He shrugged off the criticism from U.S. officials and the nationalistic denials from Mexican officials following Chapo’s escape as just a lot of predictable posturing. To him, the battle lines in the drug war have never been as clear-cut as politicians claim. There are instead shifting alliances in which the U.S. government, like the Mexican government, finds itself fighting against a certain bad guy one day and alongside him the next. So when U.S. officials point fingers at their Mexican counterparts as if Washington has never cut a deal with a drug trafficker, the accusations seem as hollow to people in his line of work as the Mexican government’s insistence that Chapo acted without high-level help.
Chapo, my breakfast companions said, was forged in the early years of the drug war. He was old-school. And for all his lunacy and willingness to do whatever it took to build his empire, he had been a kind of mitigating force.
“There’s no real fight against drugs,” he said. “It’s all a perverse game of interests.”
The veteran American agent, with beefy arms and a 1980s-era, Erik Estrada haircut, chimed in. “A lot of people ask me, ‘Here you have a guy killing people, torturing people, and beheading people. How can you talk to a guy like that and take information from him?’ I talked to a priest about this. He told me to look for the lesser evil. And that’s what we do. We work with the lesser evil to get the larger evil.”

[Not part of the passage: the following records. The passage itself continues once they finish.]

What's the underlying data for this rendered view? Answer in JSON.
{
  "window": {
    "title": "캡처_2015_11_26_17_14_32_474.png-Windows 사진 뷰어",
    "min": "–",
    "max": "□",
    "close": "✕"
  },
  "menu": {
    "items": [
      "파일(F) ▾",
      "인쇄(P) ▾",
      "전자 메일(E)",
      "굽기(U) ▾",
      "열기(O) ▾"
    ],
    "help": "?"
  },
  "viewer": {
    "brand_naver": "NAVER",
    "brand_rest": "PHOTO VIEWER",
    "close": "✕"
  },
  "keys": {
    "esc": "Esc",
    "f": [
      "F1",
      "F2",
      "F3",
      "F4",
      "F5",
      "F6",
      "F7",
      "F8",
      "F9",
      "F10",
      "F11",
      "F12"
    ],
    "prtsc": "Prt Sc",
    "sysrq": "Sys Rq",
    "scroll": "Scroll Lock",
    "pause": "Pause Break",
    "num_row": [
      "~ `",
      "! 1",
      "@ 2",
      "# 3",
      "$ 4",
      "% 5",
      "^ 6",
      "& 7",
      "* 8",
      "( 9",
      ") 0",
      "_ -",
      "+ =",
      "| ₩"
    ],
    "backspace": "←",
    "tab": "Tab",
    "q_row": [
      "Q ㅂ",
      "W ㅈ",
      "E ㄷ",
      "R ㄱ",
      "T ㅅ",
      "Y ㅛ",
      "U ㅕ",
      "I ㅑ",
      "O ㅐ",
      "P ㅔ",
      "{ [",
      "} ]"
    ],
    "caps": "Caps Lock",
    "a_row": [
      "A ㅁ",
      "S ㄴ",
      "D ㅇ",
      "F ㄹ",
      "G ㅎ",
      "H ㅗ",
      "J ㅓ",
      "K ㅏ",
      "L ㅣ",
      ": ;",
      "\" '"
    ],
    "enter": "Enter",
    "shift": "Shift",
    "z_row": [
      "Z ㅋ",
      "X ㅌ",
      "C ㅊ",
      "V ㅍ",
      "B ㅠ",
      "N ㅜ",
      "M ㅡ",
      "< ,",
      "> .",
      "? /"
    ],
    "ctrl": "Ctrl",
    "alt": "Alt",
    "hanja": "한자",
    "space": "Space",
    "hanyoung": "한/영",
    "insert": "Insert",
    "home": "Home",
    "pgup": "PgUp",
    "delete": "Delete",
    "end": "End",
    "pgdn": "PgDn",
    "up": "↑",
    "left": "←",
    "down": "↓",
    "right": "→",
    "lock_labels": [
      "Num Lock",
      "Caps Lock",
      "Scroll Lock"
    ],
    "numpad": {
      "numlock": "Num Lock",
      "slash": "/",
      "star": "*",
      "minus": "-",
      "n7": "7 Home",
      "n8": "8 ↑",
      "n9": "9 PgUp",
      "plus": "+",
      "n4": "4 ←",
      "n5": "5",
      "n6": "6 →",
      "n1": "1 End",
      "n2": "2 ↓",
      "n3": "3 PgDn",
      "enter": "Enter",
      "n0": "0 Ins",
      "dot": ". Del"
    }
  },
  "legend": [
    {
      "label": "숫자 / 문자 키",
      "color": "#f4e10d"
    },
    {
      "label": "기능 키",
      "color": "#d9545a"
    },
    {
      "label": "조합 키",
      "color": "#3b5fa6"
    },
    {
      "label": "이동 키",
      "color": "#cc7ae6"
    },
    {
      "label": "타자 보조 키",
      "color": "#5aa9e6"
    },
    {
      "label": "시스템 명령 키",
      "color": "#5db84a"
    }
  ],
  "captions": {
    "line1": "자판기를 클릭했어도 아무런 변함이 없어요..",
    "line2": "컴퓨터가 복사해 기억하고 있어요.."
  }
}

He ticked down the list of violent drug traffickers whom the U.S. has alternately treated as friend and foe, including Vicente Zambada, son of Chapo’s right-hand man Ismael “El Mayo” Zambada, who was detained by Mexican authorities in 2009 while walking into a Mexico City hotel for a meeting with two Drug Enforcement Administration agents. Zambada was extradited to Chicago, where his entire defense rests on an argument that he was working as an informant for the United States during the period covered in the indictment against him.
“I know that in order to get anything done in Mexico, I’m not going to be able to deal with altar boys,” the American agent said.
Still, a deal with Chapo strains credulity, even for those who know Mexico well. He has often been called the drug world’s equivalent of Osama bin Laden. To the chagrin of Mexico’s ruling class, he was listed by Forbes as one of the richest billionaires in the world, chief of a multinational trafficking organization known as the Sinaloa Cartel that he built after his previous escape from prison in 2001. Mexican authorities said Sinaloa was responsible for the majority of drugs flowing across the country’s border with the U.S. The Chicago Crime Commission called Chapo, “public enemy number one,” a designation that had previously been given to Al Capone. And when the cocaine business began to boom in Europe and Asia, Chapo’s business boomed with it.
Sinaloa became the McDonald’s of the drug trade. Customers could find its products—cocaine, heroin, and methamphetamines—everywhere. Operations ran so smoothly that after Chapo’s arrest in February 2014, many experts predicted that they’d continue to hum along without him. However, hopes ran high in the U.S. and Mexico that Chapo’s arrest would herald a new era of trust between the two governments. The arrest was seen as a sign that Mexican President Enrique Pena Nieto was serious about ending a long history of government corruption, and that Washington, after some skepticism, could trust him.
Chapo’s latest spectacular escape seems to have put an end to any such illusions. “I think the relationship has been set back 10 years,” the American agent observed. He said he had received calls from colleagues across the U.S. who seemed disgusted with Mexican officials. “If we can’t trust them to keep Chapo in jail,” he wondered, “then how can we trust them on anything?”